Burka ban makes big deal of non-issue: Muslim leader
France's ban on full-face veils makes a big deal out of garb worn by only a tiny fraction of Muslim women in the West, the head of the Organization of the Islamic Conference said Tuesday.
"Those who wear burkas, particularly in European or Western countries, are a very small minority, and I don't understand that you pass legislation to forbid that," OIC Secretary-General Ekmeleddin Ihsanoglu told reporters at the US-Islamic World forum.
"You're shining a light on very few people and making a big issue out of this. I think this is a small issue and doesn't need all this attention."
On Monday, France became the first country in Europe to apply a ban on the wearing of full-face coverings, including the niqab.
Since the law took effect, a handful of women have been fined or given written warnings about wearing burkas in public -- but they have grabbed headlines.
French officials estimate that only around 2,000 women, from a total Muslim population estimated at up to six million, wear full-face veils.
Belgium's parliament has also approved a law banning the all-concealing veils in public, but has yet to enforce it. Far-right leaders in the Netherlands have proposed a burka ban and in Italy, the right-wing Northern League is lobbying for a ban based on the French model.

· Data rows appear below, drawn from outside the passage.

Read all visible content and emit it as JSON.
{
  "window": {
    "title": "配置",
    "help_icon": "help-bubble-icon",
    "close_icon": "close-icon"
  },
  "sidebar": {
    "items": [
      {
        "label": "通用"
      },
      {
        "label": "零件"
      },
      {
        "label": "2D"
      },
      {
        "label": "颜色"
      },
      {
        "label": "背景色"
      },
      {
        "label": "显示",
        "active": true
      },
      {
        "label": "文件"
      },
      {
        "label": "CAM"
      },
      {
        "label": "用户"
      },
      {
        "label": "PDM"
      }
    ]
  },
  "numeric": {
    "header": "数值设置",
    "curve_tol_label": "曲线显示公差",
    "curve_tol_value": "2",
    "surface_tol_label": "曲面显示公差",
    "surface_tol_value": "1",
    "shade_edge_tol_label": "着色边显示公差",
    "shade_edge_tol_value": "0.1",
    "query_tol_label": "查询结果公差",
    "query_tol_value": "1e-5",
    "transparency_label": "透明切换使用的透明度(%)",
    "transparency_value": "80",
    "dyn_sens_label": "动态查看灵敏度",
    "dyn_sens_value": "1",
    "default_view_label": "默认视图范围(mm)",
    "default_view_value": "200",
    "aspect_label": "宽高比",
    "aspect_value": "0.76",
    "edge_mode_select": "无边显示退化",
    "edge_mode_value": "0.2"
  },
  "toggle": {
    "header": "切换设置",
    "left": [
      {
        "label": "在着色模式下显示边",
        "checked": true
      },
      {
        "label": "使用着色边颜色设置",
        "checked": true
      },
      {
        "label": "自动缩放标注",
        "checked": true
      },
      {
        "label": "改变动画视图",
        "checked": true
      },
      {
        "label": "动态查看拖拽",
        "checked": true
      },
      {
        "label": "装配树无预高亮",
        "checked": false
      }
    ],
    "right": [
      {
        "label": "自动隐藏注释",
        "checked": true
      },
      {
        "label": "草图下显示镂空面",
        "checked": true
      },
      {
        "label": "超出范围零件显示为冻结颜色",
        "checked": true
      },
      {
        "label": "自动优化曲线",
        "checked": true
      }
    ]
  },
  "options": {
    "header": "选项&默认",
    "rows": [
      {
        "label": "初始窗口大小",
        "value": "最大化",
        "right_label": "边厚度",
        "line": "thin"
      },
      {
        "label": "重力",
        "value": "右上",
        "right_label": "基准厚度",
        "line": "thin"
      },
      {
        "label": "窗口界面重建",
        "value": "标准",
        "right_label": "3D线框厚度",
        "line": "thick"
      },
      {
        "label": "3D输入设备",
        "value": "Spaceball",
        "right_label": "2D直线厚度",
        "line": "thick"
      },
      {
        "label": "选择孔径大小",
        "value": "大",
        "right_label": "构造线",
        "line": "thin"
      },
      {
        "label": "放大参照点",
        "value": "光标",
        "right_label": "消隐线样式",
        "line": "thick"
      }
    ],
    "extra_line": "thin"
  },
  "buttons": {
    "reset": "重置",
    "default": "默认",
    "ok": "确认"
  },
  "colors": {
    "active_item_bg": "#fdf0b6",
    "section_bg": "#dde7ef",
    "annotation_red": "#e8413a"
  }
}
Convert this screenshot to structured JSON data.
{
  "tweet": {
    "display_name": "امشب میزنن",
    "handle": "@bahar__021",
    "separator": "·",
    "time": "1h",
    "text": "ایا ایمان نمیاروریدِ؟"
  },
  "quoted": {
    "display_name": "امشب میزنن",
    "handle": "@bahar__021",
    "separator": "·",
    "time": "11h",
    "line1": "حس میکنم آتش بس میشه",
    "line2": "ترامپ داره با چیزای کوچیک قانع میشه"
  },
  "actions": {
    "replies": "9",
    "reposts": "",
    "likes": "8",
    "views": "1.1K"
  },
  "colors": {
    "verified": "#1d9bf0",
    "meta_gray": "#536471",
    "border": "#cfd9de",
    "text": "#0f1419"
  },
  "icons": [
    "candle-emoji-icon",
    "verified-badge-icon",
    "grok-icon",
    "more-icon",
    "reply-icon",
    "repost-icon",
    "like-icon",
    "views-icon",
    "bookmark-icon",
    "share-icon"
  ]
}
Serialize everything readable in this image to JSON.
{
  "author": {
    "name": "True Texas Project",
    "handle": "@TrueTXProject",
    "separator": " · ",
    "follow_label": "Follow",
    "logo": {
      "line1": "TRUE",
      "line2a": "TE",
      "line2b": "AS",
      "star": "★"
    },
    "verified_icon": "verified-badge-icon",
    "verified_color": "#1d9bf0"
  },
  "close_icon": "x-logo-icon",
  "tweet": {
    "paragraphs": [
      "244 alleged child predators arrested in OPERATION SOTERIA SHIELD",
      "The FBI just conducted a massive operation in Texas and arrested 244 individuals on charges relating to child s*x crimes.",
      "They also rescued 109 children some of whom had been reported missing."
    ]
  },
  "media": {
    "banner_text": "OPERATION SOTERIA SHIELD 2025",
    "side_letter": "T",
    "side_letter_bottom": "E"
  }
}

"Europe is starting to be not the land of freedom but the land of prohibitions," said Ihsanoglu at the conference in Washington, which aims to foster greater understanding between Muslims and Americans.
© 2011 AFP